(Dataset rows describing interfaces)
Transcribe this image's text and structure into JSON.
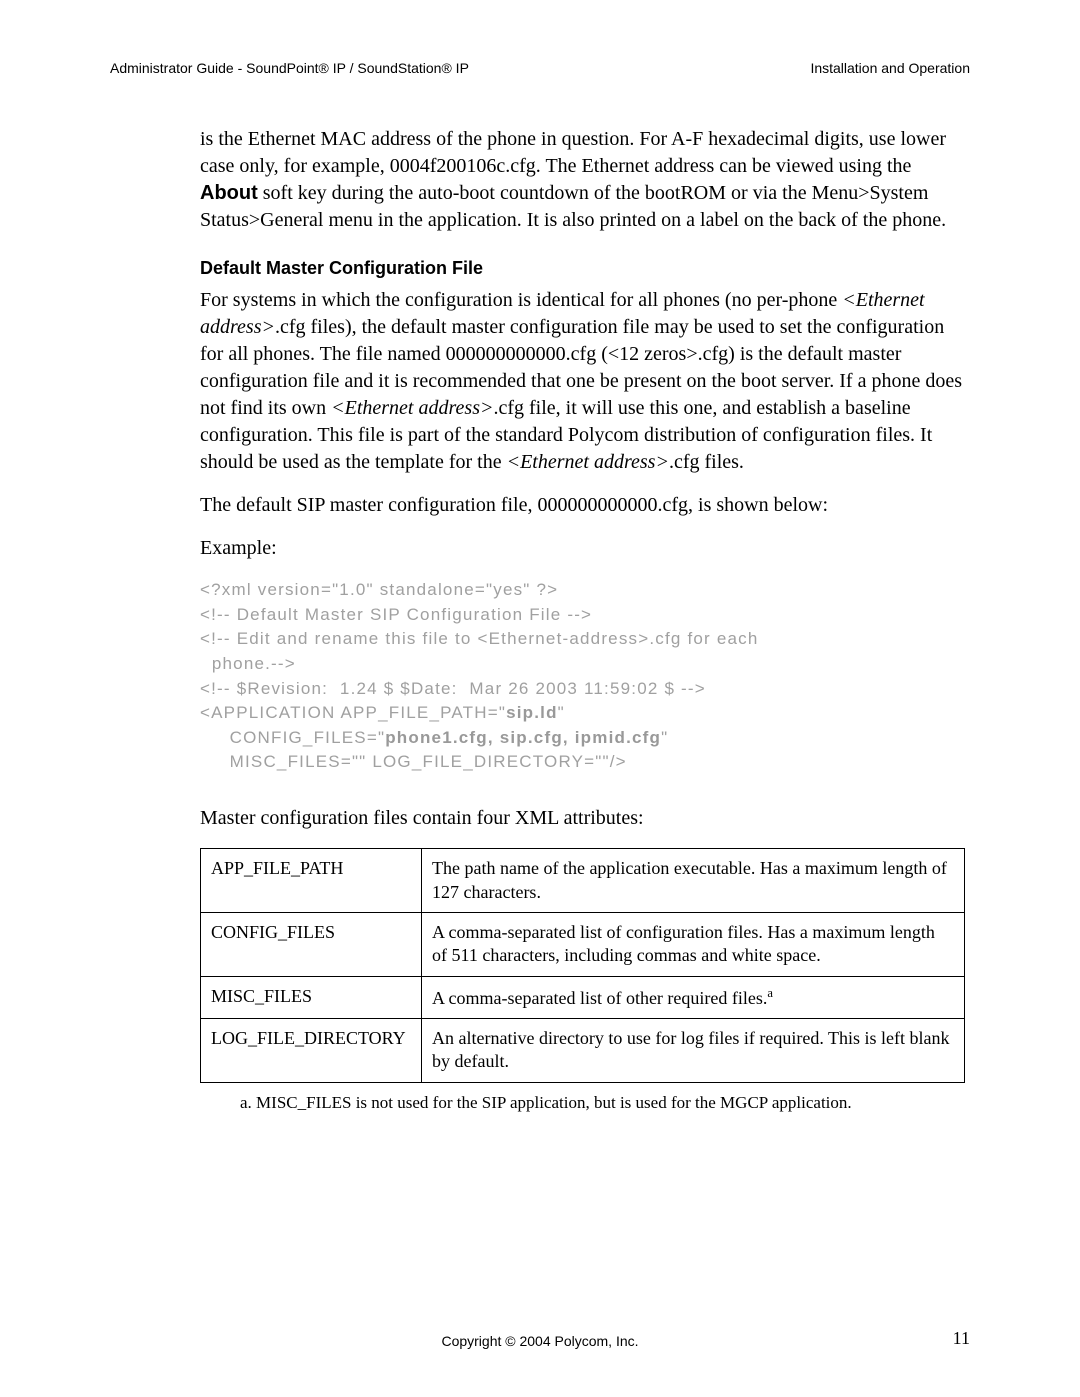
{
  "header": {
    "left": "Administrator Guide - SoundPoint® IP / SoundStation® IP",
    "right": "Installation and Operation"
  },
  "intro": {
    "p1a": "is the Ethernet MAC address of the phone in question.  For A-F hexadecimal digits, use lower case only, for example, 0004f200106c.cfg.  The Ethernet address can be viewed using the ",
    "about": "About",
    "p1b": " soft key during the auto-boot countdown of the bootROM or via the Menu>System Status>General menu in the application.  It is also printed on a label on the back of the phone."
  },
  "section": {
    "title": "Default Master Configuration File",
    "p1a": "For systems in which the configuration is identical for all phones (no per-phone ",
    "eth1": "<Ethernet address>",
    "p1b": ".cfg files), the default master configuration file may be used to set the configuration for all phones.  The file named 000000000000.cfg (<12 zeros>.cfg) is the default master configuration file and it is recommended that one be present on the boot server.  If a phone does not find its own ",
    "eth2": "<Ethernet address>",
    "p1c": ".cfg file, it will use this one, and establish a baseline configuration.  This file is part of the standard Polycom distribution of configuration files.  It should be used as the template for the ",
    "eth3": "<Ethernet address>",
    "p1d": ".cfg files.",
    "p2": "The default SIP master configuration file, 000000000000.cfg, is shown below:",
    "ex": "Example:"
  },
  "code": {
    "l1": "<?xml version=\"1.0\" standalone=\"yes\" ?>",
    "l2": "<!-- Default Master SIP Configuration File -->",
    "l3": "<!-- Edit and rename this file to <Ethernet-address>.cfg for each\n  phone.-->",
    "l4": "<!-- $Revision:  1.24 $ $Date:  Mar 26 2003 11:59:02 $ -->",
    "l5a": "<APPLICATION APP_FILE_PATH=\"",
    "l5b": "sip.ld",
    "l5c": "\"",
    "l6a": "     CONFIG_FILES=\"",
    "l6b": "phone1.cfg, sip.cfg, ipmid.cfg",
    "l6c": "\"",
    "l7": "     MISC_FILES=\"\" LOG_FILE_DIRECTORY=\"\"/>"
  },
  "table_intro": "Master configuration files contain four XML attributes:",
  "table": {
    "rows": [
      {
        "name": "APP_FILE_PATH",
        "desc": "The path name of the application executable.  Has a maximum length of 127 characters."
      },
      {
        "name": "CONFIG_FILES",
        "desc": "A comma-separated list of configuration files.  Has a maximum length of 511 characters, including commas and white space."
      },
      {
        "name": "MISC_FILES",
        "desc_a": "A comma-separated list of other required files.",
        "sup": "a"
      },
      {
        "name": "LOG_FILE_DIRECTORY",
        "desc": "An alternative directory to use for log files if required.  This is left blank by default."
      }
    ]
  },
  "footnote": "a. MISC_FILES is not used for the SIP application, but is used for the MGCP application.",
  "footer": {
    "copyright": "Copyright © 2004 Polycom, Inc.",
    "page": "11"
  }
}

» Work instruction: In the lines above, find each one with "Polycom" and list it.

» Written reply:
    "p1c": ".cfg file, it will use this one, and establish a baseline configuration.  This file is part of the standard Polycom distribution of configuration files.  It should be used as the template for the ",
    "copyright": "Copyright © 2004 Polycom, Inc.",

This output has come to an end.